— Brief —
Collect each line of the records containing the string "back".
--- Provided material ---
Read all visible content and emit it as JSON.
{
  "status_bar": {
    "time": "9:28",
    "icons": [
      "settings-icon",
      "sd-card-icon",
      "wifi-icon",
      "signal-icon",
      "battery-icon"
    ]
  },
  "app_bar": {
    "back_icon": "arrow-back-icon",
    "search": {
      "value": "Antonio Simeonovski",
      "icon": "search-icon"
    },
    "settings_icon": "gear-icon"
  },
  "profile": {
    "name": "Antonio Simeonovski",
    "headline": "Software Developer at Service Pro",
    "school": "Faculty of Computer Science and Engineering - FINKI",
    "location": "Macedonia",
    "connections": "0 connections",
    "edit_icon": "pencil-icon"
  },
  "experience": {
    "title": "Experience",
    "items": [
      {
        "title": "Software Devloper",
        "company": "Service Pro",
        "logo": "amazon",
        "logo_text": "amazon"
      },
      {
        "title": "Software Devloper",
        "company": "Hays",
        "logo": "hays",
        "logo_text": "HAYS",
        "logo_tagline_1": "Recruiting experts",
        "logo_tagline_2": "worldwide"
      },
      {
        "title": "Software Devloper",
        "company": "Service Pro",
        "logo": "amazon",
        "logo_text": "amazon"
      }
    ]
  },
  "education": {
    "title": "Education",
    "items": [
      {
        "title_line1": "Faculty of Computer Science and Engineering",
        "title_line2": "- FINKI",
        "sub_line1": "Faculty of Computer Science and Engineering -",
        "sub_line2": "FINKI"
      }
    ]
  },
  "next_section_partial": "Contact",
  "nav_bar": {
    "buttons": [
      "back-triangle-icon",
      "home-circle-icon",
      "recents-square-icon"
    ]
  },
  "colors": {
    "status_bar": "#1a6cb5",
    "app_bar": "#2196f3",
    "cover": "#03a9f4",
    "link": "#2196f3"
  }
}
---
— Solution —
    "back_icon": "arrow-back-icon",
      "back-triangle-icon",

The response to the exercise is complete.